const secret = new Secret(this, 'Secret', { secretName: 'AmazonMSK_myCluster_opensearch-sink' });

declare const myFunction: lambda.Function;

myFunction.addEventSource(new ManagedKafkaEventSource({
  clusterArn: cluster.clusterArn,
  topic: "iot-topic,
  secret: secret, // FIXME: This fails due to the lack of the fully qualified ARN.
  batchSize: 10,
  startingPosition: lambda.StartingPosition.TRIM_HORIZON,

Unfortunately above construct does not work and the deployment of the stack fails and results in a rollback.

Lookup of the full ARN of the Secret with AWS SDK for Javascript

Even looking up the secret by partial ARN results in the 6 symbols being replaced with the “??????” wildcard, which still results in a deployment failure and a rollback.

It is however possible the use AWS SDK for Javascript to perform a dynamic lookup of the Secret!

First we install the NPM module:

bas@host:~/datahub-demo$ npm install @aws-sdk/client-secrets-manager

Import the module at the top of our CDK construct:

import { SecretsManagerClient, ListSecretsCommand } from "@aws-sdk/client-secrets-manager";

And prepare our API call to AWS SecretsManager with the SDK. Mind the mixing in of the “this.region” CDK construct to direct the API calls to the correct region.

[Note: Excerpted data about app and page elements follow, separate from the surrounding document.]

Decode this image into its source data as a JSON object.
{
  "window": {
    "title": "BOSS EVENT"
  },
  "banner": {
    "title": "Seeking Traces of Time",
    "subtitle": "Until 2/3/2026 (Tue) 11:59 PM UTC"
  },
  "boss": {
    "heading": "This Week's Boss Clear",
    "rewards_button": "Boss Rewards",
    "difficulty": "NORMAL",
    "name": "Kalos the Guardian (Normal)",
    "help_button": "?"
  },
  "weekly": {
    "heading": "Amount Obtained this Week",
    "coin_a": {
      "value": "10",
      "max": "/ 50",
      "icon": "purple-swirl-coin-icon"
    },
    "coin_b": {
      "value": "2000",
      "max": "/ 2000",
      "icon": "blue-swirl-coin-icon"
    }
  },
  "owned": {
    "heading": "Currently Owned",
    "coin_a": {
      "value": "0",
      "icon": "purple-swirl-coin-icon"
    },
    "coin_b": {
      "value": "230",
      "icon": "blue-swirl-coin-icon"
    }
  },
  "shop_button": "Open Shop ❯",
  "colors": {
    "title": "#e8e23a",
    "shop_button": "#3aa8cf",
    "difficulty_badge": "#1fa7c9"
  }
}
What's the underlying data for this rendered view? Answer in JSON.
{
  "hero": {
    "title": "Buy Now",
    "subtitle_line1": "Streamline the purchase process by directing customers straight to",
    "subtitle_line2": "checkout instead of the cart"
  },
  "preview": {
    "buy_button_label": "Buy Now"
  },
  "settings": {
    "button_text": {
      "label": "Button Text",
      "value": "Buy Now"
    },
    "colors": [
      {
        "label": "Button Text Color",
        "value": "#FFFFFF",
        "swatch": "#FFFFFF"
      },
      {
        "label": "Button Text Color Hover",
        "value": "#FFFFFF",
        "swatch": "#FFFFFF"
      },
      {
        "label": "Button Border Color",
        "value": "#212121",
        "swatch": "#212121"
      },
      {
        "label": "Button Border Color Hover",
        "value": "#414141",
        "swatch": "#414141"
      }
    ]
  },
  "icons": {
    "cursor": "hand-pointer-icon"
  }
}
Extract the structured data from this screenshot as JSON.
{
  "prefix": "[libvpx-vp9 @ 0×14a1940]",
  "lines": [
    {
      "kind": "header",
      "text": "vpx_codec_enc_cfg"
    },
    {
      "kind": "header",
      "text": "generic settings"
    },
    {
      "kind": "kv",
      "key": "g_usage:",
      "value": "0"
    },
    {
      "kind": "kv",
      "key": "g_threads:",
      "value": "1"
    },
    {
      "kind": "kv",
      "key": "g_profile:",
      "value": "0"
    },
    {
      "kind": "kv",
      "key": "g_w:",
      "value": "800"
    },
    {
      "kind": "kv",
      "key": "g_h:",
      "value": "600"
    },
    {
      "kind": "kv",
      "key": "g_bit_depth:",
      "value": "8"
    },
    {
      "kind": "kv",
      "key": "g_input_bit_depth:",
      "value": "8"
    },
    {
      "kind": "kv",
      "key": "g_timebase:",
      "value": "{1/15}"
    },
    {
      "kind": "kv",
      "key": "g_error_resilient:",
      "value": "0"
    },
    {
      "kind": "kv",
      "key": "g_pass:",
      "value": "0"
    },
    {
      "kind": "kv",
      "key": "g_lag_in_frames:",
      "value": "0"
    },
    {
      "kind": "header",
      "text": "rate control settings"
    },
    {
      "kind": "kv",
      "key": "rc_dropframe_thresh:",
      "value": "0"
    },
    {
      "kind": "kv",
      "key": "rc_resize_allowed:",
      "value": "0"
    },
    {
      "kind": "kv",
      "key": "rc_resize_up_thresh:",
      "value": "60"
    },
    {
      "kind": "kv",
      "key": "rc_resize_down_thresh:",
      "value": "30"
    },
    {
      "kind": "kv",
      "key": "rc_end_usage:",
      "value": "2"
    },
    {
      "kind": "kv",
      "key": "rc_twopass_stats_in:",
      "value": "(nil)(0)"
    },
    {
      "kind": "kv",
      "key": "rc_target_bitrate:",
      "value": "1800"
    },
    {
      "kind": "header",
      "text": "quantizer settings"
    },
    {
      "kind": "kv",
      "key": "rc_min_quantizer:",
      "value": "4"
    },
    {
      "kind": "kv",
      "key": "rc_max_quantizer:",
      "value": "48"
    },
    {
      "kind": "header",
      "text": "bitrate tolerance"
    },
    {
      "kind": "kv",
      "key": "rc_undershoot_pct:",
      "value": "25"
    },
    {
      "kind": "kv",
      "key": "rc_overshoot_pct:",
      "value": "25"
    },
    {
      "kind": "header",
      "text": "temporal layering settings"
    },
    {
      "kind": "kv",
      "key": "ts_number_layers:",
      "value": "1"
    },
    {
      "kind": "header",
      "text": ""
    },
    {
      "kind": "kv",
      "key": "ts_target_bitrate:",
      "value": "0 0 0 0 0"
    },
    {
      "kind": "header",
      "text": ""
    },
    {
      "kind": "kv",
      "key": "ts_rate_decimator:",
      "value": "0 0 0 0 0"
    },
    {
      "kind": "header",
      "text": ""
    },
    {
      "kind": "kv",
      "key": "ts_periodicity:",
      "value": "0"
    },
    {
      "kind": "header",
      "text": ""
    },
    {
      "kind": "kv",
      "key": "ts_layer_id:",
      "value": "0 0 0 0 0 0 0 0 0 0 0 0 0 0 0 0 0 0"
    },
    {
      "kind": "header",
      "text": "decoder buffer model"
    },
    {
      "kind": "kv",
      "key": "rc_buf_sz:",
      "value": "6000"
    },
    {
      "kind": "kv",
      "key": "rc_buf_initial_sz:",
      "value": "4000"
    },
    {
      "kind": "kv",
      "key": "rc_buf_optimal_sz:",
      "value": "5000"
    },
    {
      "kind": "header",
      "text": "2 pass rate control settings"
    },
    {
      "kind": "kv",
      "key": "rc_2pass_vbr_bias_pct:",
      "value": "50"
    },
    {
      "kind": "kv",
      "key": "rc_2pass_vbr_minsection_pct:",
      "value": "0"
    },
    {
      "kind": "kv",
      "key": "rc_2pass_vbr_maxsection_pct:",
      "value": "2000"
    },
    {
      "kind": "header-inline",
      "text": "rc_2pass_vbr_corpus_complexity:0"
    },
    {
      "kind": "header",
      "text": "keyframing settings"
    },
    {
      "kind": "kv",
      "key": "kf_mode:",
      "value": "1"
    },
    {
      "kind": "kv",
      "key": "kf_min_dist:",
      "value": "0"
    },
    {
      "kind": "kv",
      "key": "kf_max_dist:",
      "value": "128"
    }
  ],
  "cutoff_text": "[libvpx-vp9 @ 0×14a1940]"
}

const client = new SecretsManagerClient({ region: this.region });
const command = new ListSecretsCommand({
  "Filters": [
       "Key": "name",
       "Values": [ "AmazonMSK_KafkaCluster_opensearch-sink" ]

After that we can easily process the found Secret and create the CDK construct with the fully qualified ARN. The Javascript SDK call is a-synchronous, so we process the results in CDK resources in the callback function. We place the code in a separate Stack, so this is called after the cluster is deployed and the user is added.

  (data: any) => {
    let kafkaSecret:secretsmanager.ISecret;
    for (var secret of <Array>data.SecretList) {
      console.log(`Using secret '${secret.ARN}' for Kafka event source`);
      kafkaSecret = secretsmanager.Secret.fromSecretAttributes(this, 'KafkaClusterSecret', {
        secretCompleteArn: secret.ARN
    myFunction.addEventSource(new events.ManagedKafkaEventSource({
      batchSize: 10,
      clusterArn: cluster.clusterArn,
      maxBatchingWindow: cdk.Duration.seconds(10),
      secret: kafkaSecret,
      startingPosition: lambda.StartingPosition.TRIM_HORIZON,
      topic: "iot-topic",
  (error) => {
    // error handling.
    console.log(`Error: ${error}`)

Conclusion, alternatives and further ideas

Mixing in AWS SDK functionality in your CDK code gives additional options to add in dynamic data to your solutions. Of course there are alternatives like CDK Custom Constructs, but these are semi-static.

After sharing this solution internally during a Knowledge Sharing sesstion, multiple colleagues got new inspiration to use this in their own customer projects. Like integrating it in global deployments of AWS Transit Gateway or looking up endpoints or route entries.


Sebastiaan Smit

Partner at FourCo Specialising in Cloud and Big Data infrastructure.